Data extracts:
--------------------
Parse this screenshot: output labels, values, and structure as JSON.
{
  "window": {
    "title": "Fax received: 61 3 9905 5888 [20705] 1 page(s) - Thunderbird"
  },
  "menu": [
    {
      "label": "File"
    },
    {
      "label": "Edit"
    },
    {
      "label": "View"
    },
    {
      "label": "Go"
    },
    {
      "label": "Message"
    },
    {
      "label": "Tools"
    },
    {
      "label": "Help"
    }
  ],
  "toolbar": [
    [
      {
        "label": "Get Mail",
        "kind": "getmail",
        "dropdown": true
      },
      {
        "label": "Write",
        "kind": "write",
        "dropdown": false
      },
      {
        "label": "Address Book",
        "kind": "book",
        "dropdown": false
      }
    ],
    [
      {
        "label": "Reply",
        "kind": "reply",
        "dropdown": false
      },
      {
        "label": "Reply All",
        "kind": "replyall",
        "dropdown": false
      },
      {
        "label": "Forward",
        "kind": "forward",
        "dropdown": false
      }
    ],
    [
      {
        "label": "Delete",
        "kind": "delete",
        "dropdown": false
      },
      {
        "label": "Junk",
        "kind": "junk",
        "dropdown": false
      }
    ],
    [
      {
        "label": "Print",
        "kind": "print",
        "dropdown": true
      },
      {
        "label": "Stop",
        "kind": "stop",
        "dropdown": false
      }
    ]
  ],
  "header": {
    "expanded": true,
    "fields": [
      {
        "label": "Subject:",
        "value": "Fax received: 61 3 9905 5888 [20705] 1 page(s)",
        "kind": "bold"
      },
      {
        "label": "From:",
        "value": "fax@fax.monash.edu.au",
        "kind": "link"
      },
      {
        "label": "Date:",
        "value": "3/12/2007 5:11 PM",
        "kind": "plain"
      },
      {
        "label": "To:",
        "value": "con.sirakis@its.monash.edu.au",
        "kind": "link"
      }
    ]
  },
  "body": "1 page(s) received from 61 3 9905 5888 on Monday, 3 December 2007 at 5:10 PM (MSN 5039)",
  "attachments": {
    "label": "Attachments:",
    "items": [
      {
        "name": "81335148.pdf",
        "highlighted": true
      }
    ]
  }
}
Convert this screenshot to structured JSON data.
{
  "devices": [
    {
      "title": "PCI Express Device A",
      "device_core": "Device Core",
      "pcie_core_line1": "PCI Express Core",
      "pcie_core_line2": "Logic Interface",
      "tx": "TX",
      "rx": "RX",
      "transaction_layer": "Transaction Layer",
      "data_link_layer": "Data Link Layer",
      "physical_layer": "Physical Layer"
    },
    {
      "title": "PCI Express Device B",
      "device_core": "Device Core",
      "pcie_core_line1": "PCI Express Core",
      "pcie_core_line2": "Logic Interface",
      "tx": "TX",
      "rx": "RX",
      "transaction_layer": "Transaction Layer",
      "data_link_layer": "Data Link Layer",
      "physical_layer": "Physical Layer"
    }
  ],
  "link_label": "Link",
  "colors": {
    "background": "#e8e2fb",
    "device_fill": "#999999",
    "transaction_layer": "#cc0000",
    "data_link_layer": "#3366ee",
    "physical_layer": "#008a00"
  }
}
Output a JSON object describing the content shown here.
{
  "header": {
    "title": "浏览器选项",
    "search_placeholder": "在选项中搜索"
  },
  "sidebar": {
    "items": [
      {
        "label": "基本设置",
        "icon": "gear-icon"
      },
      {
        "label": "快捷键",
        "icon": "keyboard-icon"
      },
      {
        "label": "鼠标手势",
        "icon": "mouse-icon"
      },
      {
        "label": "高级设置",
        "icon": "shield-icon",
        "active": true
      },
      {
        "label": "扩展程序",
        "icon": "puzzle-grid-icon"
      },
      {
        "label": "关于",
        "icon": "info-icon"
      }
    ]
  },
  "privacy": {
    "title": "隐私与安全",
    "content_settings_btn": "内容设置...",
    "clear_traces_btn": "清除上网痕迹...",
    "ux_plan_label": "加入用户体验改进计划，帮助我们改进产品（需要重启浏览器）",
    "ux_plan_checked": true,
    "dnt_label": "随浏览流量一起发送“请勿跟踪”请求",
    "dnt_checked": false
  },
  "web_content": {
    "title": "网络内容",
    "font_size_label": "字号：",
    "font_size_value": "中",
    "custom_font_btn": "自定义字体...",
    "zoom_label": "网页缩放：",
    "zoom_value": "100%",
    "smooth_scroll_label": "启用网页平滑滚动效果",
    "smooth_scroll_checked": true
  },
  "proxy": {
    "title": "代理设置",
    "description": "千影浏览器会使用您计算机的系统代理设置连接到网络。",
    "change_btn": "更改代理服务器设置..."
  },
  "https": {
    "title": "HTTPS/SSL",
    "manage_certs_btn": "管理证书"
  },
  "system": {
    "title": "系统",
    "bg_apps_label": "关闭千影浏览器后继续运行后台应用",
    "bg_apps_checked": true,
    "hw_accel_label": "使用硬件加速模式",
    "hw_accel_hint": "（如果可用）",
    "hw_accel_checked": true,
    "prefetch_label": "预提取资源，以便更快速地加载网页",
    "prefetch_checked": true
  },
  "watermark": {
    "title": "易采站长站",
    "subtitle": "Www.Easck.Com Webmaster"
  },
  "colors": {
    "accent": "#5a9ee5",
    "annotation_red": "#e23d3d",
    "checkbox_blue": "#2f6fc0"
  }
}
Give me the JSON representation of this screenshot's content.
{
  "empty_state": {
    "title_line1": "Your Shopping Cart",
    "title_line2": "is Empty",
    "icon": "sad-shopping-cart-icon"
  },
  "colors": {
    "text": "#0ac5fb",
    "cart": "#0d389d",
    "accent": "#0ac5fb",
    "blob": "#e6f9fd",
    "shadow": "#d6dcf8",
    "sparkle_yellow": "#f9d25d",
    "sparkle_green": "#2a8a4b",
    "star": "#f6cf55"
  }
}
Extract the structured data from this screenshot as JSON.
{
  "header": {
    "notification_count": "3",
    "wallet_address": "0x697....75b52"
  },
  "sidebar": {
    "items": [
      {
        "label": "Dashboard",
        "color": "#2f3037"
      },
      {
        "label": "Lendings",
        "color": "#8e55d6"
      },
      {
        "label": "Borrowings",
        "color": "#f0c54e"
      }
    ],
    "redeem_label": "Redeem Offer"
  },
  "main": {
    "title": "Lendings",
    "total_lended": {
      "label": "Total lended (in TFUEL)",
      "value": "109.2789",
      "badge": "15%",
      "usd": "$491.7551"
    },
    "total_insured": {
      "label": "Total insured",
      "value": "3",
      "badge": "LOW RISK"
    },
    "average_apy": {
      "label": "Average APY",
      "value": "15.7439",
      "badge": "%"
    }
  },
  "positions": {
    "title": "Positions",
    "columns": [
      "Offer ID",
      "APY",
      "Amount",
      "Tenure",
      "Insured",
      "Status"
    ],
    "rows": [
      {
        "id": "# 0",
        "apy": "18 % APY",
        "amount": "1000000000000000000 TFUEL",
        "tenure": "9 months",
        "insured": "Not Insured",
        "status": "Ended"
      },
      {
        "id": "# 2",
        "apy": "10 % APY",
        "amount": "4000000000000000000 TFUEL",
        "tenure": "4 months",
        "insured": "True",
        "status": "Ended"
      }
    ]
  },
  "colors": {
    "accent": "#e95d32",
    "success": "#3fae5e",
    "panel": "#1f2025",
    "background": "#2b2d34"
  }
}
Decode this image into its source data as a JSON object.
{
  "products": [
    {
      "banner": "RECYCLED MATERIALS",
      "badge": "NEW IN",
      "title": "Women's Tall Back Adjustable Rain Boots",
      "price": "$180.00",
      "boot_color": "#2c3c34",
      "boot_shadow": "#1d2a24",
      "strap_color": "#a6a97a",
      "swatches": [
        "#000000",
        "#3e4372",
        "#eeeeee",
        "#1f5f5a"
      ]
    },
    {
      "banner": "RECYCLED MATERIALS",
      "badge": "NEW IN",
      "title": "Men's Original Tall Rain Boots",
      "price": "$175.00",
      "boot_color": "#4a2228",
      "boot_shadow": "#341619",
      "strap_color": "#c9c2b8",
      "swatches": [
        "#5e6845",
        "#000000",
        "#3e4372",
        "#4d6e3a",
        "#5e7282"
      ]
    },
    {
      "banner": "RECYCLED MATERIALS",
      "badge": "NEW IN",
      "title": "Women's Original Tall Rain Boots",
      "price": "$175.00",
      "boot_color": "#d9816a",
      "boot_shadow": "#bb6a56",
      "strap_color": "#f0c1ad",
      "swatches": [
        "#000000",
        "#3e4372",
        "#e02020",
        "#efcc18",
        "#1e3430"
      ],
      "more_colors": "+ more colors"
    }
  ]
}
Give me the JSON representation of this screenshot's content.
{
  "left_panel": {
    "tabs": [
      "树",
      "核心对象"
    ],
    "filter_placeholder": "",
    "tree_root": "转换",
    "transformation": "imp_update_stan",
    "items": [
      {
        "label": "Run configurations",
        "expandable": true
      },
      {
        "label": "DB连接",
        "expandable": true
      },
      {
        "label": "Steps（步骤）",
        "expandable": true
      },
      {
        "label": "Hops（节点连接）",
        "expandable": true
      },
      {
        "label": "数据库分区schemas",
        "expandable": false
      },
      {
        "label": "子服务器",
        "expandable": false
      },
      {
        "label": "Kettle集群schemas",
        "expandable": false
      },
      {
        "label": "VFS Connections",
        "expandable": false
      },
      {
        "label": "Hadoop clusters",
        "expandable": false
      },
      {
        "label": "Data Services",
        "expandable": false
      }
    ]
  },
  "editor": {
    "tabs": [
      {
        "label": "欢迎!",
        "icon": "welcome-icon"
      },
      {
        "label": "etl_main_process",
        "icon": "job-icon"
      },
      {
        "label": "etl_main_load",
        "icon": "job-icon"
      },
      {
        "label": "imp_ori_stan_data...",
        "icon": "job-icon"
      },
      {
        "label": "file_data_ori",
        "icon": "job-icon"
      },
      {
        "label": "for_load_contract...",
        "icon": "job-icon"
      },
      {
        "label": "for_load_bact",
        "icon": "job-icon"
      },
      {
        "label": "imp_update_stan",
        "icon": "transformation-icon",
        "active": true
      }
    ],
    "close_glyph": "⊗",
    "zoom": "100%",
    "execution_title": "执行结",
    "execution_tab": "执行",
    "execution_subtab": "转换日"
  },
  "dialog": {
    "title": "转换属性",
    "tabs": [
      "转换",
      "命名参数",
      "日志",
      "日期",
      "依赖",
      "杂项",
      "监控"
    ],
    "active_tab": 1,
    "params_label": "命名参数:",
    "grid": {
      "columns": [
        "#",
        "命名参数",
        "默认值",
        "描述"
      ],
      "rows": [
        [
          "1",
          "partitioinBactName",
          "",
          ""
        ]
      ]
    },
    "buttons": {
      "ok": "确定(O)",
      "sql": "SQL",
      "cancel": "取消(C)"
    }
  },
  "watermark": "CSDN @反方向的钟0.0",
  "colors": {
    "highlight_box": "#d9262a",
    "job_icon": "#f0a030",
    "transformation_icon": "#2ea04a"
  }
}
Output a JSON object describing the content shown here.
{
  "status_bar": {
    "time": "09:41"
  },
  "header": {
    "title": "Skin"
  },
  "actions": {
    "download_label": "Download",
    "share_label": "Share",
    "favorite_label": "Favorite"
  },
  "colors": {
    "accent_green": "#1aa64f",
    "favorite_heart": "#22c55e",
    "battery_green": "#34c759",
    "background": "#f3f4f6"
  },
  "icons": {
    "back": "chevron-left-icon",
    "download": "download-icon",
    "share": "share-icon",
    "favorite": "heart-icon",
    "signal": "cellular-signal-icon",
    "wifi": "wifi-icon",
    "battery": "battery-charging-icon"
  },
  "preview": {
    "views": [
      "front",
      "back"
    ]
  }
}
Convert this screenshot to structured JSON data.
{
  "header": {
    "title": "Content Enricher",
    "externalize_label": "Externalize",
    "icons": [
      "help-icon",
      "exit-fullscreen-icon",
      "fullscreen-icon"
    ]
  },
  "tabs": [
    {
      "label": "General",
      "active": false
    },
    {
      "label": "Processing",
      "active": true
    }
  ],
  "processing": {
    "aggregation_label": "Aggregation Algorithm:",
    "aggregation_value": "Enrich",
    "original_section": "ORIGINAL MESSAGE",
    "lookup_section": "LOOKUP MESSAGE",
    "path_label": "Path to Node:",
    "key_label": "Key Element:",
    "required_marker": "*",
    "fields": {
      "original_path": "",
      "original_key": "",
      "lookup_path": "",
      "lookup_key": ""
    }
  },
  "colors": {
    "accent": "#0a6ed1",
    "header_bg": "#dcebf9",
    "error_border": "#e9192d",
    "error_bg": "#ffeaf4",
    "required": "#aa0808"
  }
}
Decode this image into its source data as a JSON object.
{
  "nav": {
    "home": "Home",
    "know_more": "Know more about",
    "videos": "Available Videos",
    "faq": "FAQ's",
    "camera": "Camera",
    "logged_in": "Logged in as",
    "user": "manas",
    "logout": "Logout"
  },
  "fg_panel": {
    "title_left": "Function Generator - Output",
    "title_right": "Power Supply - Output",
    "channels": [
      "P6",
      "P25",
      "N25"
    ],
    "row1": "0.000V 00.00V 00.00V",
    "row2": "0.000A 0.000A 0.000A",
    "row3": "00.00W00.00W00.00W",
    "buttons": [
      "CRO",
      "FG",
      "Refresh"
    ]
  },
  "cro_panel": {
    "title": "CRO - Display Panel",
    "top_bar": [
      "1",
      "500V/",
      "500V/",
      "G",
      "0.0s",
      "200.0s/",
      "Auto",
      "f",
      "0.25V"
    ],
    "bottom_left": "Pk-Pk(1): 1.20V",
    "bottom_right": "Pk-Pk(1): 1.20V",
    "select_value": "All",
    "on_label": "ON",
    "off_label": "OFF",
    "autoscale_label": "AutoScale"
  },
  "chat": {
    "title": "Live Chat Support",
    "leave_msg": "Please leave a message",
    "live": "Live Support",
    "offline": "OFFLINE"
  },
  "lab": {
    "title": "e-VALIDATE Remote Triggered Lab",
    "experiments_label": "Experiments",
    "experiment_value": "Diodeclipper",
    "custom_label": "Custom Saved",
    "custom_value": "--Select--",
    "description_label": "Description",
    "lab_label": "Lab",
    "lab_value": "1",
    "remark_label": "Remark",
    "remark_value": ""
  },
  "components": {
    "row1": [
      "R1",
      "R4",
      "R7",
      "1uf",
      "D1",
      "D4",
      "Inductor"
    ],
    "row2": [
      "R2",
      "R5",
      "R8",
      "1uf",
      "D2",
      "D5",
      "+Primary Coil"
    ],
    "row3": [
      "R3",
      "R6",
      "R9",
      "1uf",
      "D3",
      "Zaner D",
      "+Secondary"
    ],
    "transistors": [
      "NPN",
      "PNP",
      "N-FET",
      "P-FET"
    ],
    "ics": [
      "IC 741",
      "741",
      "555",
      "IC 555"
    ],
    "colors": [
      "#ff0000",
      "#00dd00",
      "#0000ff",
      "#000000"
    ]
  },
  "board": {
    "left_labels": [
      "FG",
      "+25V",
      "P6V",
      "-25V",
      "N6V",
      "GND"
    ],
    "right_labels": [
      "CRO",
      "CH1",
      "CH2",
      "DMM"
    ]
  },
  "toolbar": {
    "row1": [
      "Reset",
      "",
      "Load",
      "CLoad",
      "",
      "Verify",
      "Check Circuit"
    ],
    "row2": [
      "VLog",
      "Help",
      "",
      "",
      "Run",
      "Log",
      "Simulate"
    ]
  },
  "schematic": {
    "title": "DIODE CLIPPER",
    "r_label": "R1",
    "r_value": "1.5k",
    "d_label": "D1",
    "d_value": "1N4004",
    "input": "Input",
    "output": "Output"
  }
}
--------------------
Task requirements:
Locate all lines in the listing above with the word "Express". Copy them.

Task result:
      "title": "PCI Express Device A",
      "pcie_core_line1": "PCI Express Core",
      "title": "PCI Express Device B",
      "pcie_core_line1": "PCI Express Core",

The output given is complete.